(Data to process)

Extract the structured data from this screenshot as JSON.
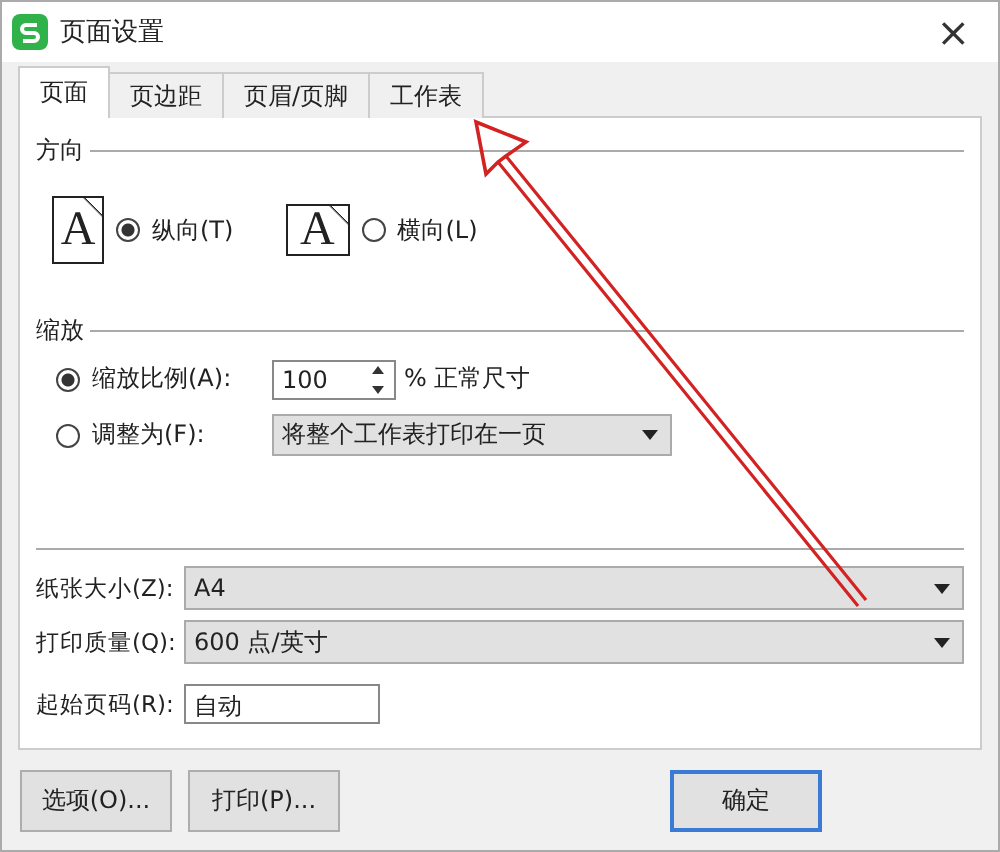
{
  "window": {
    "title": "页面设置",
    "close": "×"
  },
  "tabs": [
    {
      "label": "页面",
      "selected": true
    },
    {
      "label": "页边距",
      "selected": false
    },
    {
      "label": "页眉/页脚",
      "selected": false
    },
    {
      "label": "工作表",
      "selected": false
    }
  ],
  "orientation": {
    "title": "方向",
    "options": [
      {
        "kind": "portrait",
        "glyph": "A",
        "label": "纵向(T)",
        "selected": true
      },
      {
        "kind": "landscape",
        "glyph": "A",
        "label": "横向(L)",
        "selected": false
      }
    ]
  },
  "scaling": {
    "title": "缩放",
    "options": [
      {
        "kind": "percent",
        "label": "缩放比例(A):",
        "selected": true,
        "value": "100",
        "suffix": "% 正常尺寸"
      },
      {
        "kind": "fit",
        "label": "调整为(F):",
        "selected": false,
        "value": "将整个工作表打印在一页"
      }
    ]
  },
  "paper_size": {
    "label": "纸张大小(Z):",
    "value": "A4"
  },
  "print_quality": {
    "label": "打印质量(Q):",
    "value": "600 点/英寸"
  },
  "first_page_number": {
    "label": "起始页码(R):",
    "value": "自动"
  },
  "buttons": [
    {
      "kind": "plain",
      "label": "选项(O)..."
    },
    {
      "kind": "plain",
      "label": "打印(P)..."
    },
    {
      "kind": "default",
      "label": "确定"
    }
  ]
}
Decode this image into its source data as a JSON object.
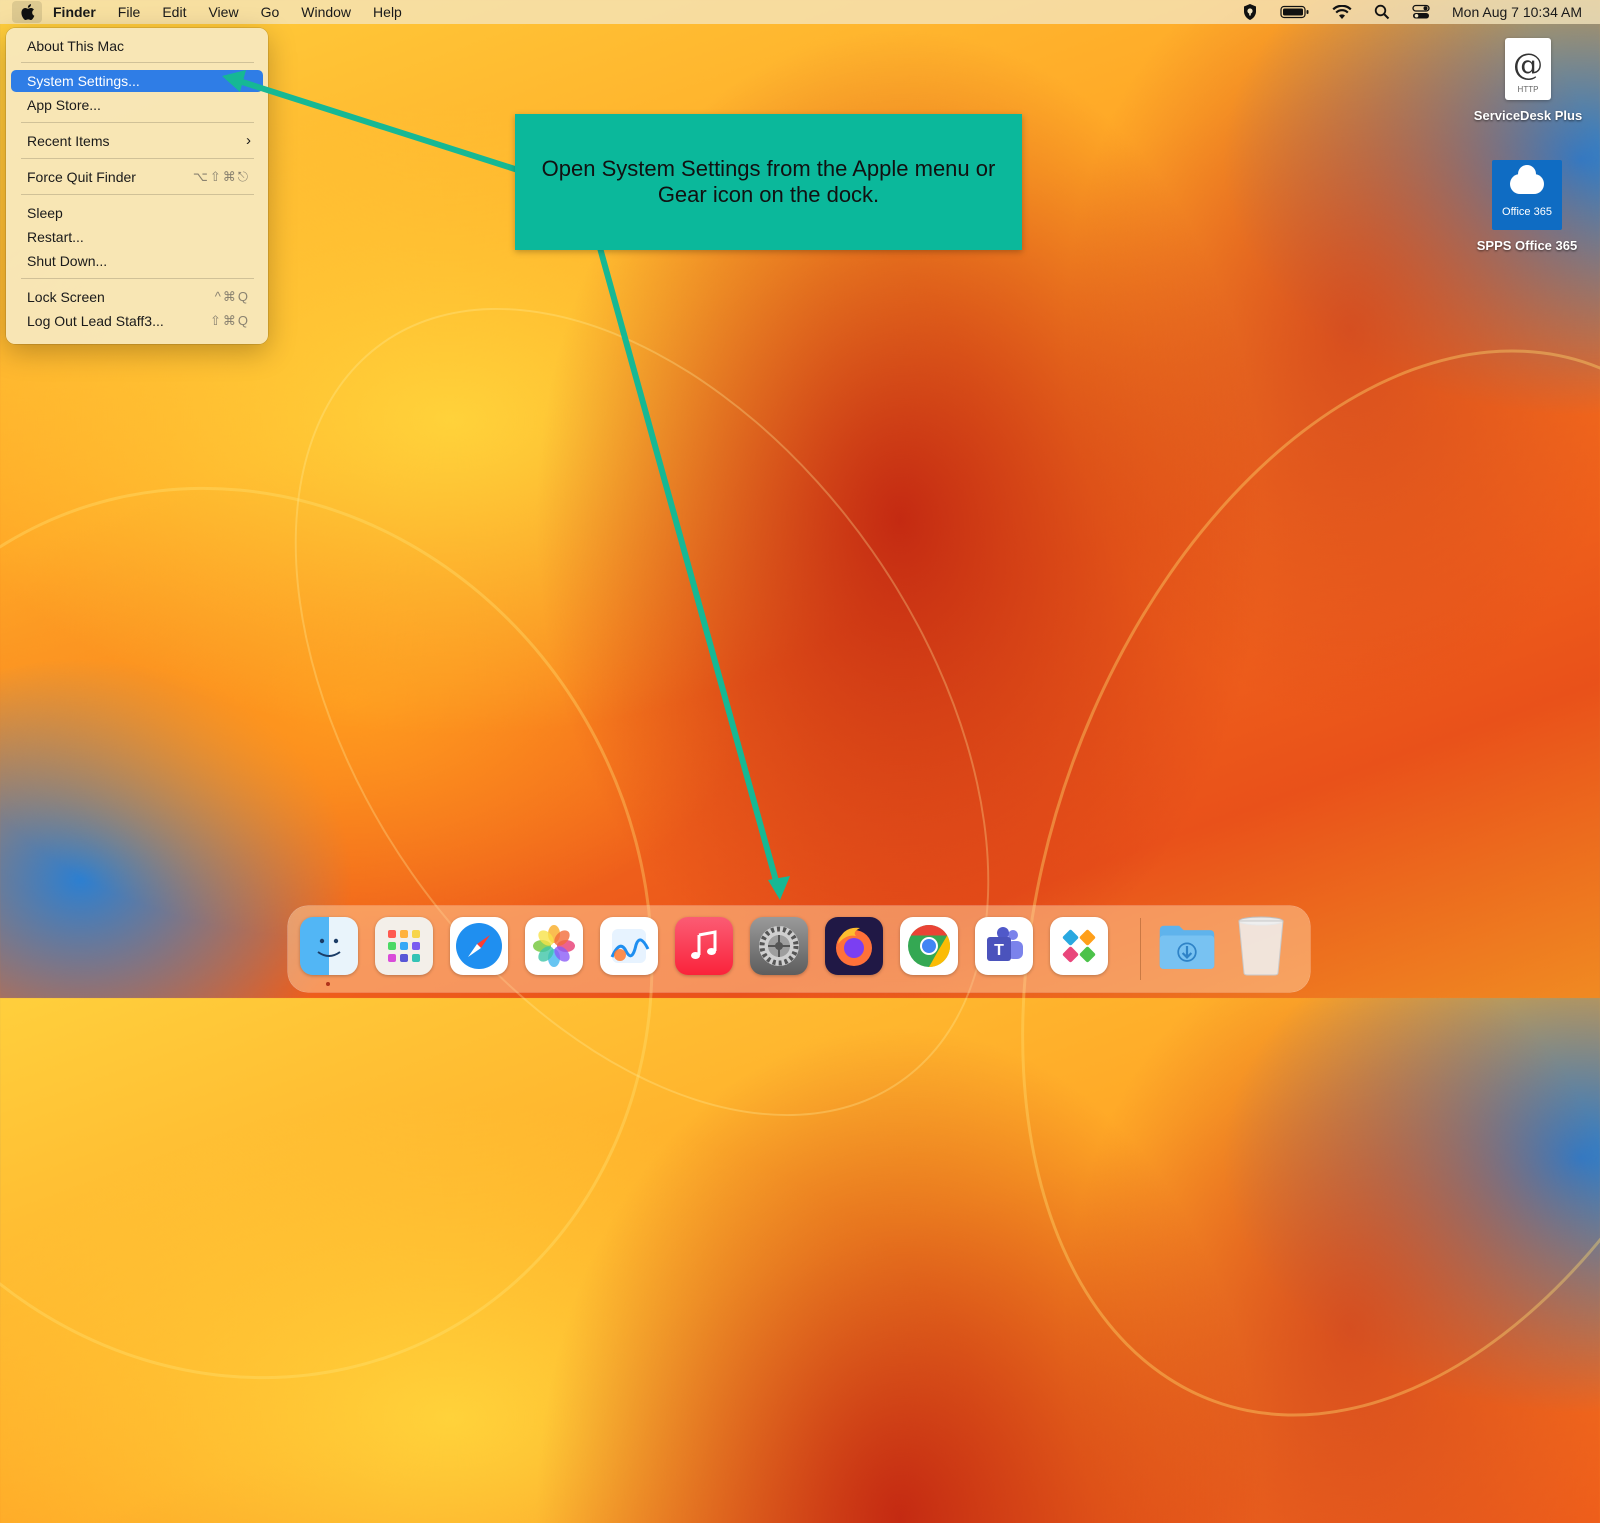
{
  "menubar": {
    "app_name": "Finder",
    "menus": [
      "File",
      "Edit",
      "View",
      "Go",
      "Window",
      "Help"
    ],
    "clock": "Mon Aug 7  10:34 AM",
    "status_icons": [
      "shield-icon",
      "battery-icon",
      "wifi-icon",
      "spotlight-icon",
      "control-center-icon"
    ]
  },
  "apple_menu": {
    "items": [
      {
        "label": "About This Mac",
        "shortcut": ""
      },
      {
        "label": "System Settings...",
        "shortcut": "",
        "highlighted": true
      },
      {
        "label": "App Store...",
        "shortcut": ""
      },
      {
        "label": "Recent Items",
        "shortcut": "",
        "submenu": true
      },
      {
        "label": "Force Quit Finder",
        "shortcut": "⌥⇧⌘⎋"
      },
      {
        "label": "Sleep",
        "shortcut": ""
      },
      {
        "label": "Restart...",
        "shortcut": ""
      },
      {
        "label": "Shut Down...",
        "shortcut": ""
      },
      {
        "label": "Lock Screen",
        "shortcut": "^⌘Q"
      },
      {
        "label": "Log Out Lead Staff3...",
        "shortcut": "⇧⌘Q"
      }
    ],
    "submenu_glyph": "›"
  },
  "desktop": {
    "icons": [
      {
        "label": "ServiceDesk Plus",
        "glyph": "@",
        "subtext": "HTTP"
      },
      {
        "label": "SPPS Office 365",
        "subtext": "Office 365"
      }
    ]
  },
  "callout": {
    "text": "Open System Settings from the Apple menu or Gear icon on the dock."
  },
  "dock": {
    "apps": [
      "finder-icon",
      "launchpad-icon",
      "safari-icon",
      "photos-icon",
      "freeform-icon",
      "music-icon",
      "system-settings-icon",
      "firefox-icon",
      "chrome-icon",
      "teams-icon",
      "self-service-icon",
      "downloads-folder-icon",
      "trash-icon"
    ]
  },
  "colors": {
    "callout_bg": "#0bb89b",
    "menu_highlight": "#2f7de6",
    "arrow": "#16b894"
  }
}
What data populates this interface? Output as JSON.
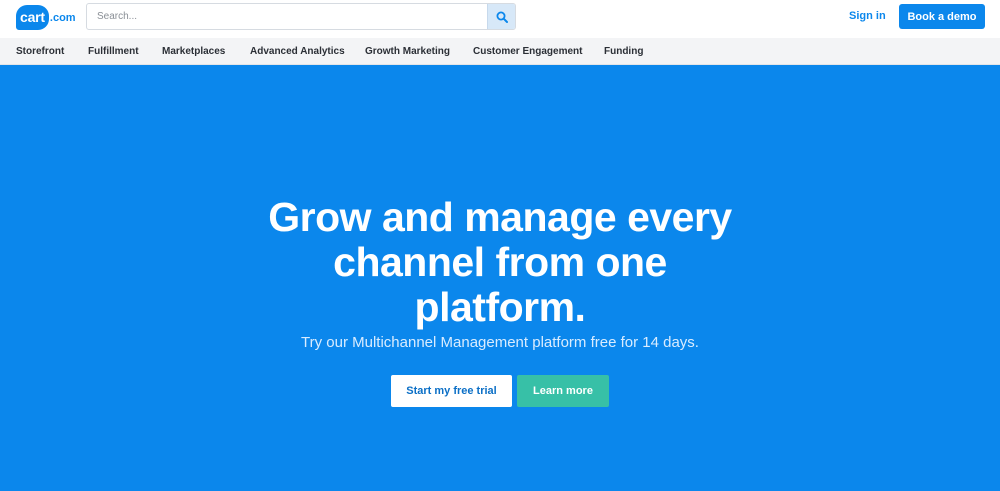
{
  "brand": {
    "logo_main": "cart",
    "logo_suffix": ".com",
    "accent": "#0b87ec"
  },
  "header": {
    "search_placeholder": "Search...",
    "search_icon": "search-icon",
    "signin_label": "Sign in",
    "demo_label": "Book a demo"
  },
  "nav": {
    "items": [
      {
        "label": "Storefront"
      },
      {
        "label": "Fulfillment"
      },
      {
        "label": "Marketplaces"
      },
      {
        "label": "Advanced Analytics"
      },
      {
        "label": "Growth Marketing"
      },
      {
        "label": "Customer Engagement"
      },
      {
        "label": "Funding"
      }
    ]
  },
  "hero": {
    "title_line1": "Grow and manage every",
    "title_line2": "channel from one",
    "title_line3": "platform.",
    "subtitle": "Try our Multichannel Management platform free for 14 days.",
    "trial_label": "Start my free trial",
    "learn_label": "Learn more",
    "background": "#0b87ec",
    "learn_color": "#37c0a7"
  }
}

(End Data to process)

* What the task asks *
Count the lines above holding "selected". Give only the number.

* Exercise answer *
8